- _Problem statement_: One figure is the whole answer: the number of lines below that contain the word "this".

- _Data extract_:

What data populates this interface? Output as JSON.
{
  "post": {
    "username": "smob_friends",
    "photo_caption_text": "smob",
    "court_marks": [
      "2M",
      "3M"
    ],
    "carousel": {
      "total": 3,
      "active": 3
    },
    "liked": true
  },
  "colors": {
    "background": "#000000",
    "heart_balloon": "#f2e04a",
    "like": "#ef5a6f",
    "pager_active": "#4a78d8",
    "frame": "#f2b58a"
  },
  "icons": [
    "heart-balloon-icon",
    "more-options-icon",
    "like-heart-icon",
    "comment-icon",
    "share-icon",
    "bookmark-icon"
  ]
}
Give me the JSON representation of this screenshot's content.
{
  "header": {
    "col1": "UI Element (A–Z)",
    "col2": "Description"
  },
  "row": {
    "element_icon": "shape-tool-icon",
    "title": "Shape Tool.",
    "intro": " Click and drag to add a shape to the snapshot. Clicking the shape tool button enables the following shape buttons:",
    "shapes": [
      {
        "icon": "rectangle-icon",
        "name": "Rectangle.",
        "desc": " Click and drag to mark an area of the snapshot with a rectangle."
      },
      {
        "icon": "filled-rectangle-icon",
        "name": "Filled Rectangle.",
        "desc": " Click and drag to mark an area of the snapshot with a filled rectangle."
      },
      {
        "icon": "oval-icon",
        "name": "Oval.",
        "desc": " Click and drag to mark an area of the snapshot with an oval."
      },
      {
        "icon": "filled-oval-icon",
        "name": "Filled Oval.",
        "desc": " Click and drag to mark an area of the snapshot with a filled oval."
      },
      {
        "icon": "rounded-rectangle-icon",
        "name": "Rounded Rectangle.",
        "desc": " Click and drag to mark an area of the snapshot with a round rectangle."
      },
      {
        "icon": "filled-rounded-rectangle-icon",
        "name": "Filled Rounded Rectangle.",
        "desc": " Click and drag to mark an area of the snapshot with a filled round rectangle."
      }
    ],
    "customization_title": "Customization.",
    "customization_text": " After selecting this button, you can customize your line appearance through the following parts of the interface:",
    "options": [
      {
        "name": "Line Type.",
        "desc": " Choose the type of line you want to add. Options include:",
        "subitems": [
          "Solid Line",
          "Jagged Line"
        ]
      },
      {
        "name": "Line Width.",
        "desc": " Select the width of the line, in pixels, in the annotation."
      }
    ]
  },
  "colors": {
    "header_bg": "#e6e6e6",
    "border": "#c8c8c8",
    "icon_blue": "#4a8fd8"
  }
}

- _Solution below_: 3